__Work order__:
Return, from the data that follows, each line that holds the word "label".

Items listed in a dataset

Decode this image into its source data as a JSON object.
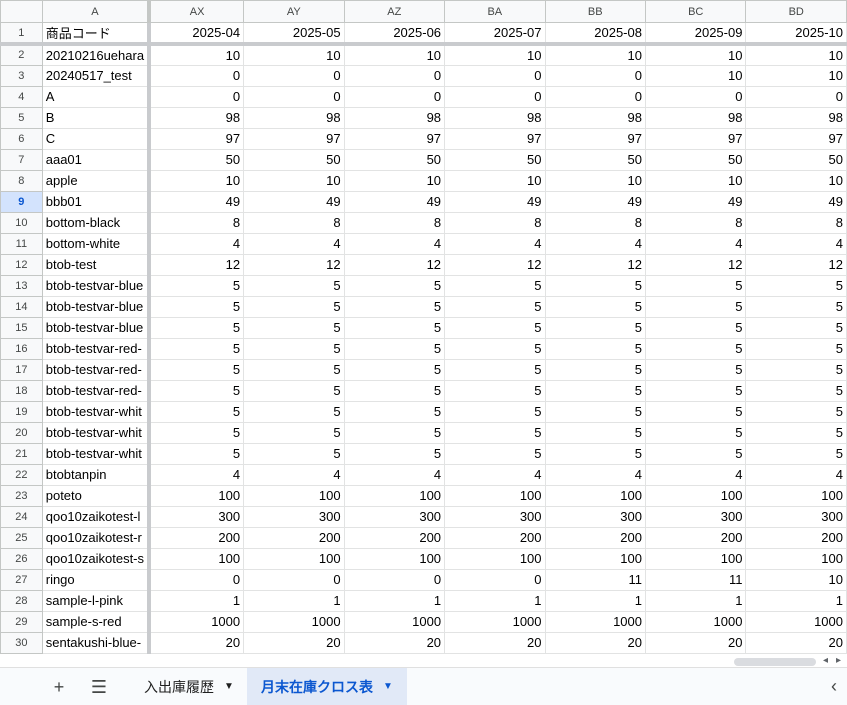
{
  "columns": [
    "A",
    "AX",
    "AY",
    "AZ",
    "BA",
    "BB",
    "BC",
    "BD"
  ],
  "header": {
    "label": "商品コード",
    "months": [
      "2025-04",
      "2025-05",
      "2025-06",
      "2025-07",
      "2025-08",
      "2025-09",
      "2025-10"
    ]
  },
  "selected_row": 9,
  "rows": [
    {
      "code": "20210216uehara",
      "values": [
        "10",
        "10",
        "10",
        "10",
        "10",
        "10",
        "10"
      ]
    },
    {
      "code": "20240517_test",
      "values": [
        "0",
        "0",
        "0",
        "0",
        "0",
        "10",
        "10"
      ]
    },
    {
      "code": "A",
      "values": [
        "0",
        "0",
        "0",
        "0",
        "0",
        "0",
        "0"
      ]
    },
    {
      "code": "B",
      "values": [
        "98",
        "98",
        "98",
        "98",
        "98",
        "98",
        "98"
      ]
    },
    {
      "code": "C",
      "values": [
        "97",
        "97",
        "97",
        "97",
        "97",
        "97",
        "97"
      ]
    },
    {
      "code": "aaa01",
      "values": [
        "50",
        "50",
        "50",
        "50",
        "50",
        "50",
        "50"
      ]
    },
    {
      "code": "apple",
      "values": [
        "10",
        "10",
        "10",
        "10",
        "10",
        "10",
        "10"
      ]
    },
    {
      "code": "bbb01",
      "values": [
        "49",
        "49",
        "49",
        "49",
        "49",
        "49",
        "49"
      ]
    },
    {
      "code": "bottom-black",
      "values": [
        "8",
        "8",
        "8",
        "8",
        "8",
        "8",
        "8"
      ]
    },
    {
      "code": "bottom-white",
      "values": [
        "4",
        "4",
        "4",
        "4",
        "4",
        "4",
        "4"
      ]
    },
    {
      "code": "btob-test",
      "values": [
        "12",
        "12",
        "12",
        "12",
        "12",
        "12",
        "12"
      ]
    },
    {
      "code": "btob-testvar-blue",
      "values": [
        "5",
        "5",
        "5",
        "5",
        "5",
        "5",
        "5"
      ]
    },
    {
      "code": "btob-testvar-blue",
      "values": [
        "5",
        "5",
        "5",
        "5",
        "5",
        "5",
        "5"
      ]
    },
    {
      "code": "btob-testvar-blue",
      "values": [
        "5",
        "5",
        "5",
        "5",
        "5",
        "5",
        "5"
      ]
    },
    {
      "code": "btob-testvar-red-",
      "values": [
        "5",
        "5",
        "5",
        "5",
        "5",
        "5",
        "5"
      ]
    },
    {
      "code": "btob-testvar-red-",
      "values": [
        "5",
        "5",
        "5",
        "5",
        "5",
        "5",
        "5"
      ]
    },
    {
      "code": "btob-testvar-red-",
      "values": [
        "5",
        "5",
        "5",
        "5",
        "5",
        "5",
        "5"
      ]
    },
    {
      "code": "btob-testvar-whit",
      "values": [
        "5",
        "5",
        "5",
        "5",
        "5",
        "5",
        "5"
      ]
    },
    {
      "code": "btob-testvar-whit",
      "values": [
        "5",
        "5",
        "5",
        "5",
        "5",
        "5",
        "5"
      ]
    },
    {
      "code": "btob-testvar-whit",
      "values": [
        "5",
        "5",
        "5",
        "5",
        "5",
        "5",
        "5"
      ]
    },
    {
      "code": "btobtanpin",
      "values": [
        "4",
        "4",
        "4",
        "4",
        "4",
        "4",
        "4"
      ]
    },
    {
      "code": "poteto",
      "values": [
        "100",
        "100",
        "100",
        "100",
        "100",
        "100",
        "100"
      ]
    },
    {
      "code": "qoo10zaikotest-l",
      "values": [
        "300",
        "300",
        "300",
        "300",
        "300",
        "300",
        "300"
      ]
    },
    {
      "code": "qoo10zaikotest-r",
      "values": [
        "200",
        "200",
        "200",
        "200",
        "200",
        "200",
        "200"
      ]
    },
    {
      "code": "qoo10zaikotest-s",
      "values": [
        "100",
        "100",
        "100",
        "100",
        "100",
        "100",
        "100"
      ]
    },
    {
      "code": "ringo",
      "values": [
        "0",
        "0",
        "0",
        "0",
        "11",
        "11",
        "10"
      ]
    },
    {
      "code": "sample-l-pink",
      "values": [
        "1",
        "1",
        "1",
        "1",
        "1",
        "1",
        "1"
      ]
    },
    {
      "code": "sample-s-red",
      "values": [
        "1000",
        "1000",
        "1000",
        "1000",
        "1000",
        "1000",
        "1000"
      ]
    },
    {
      "code": "sentakushi-blue-",
      "values": [
        "20",
        "20",
        "20",
        "20",
        "20",
        "20",
        "20"
      ]
    }
  ],
  "toolbar": {
    "add_icon": "plus-icon",
    "menu_icon": "hamburger-icon",
    "collapse_icon": "chevron-left-icon"
  },
  "tabs": [
    {
      "label": "入出庫履歴",
      "active": false
    },
    {
      "label": "月末在庫クロス表",
      "active": true
    }
  ],
  "colors": {
    "active_tab_text": "#0b57d0",
    "active_tab_bg": "#e1e9f7",
    "selected_row_header": "#d3e3fd"
  }
}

__Finished task__:
    "label": "商品コード",
      "label": "入出庫履歴",
      "label": "月末在庫クロス表",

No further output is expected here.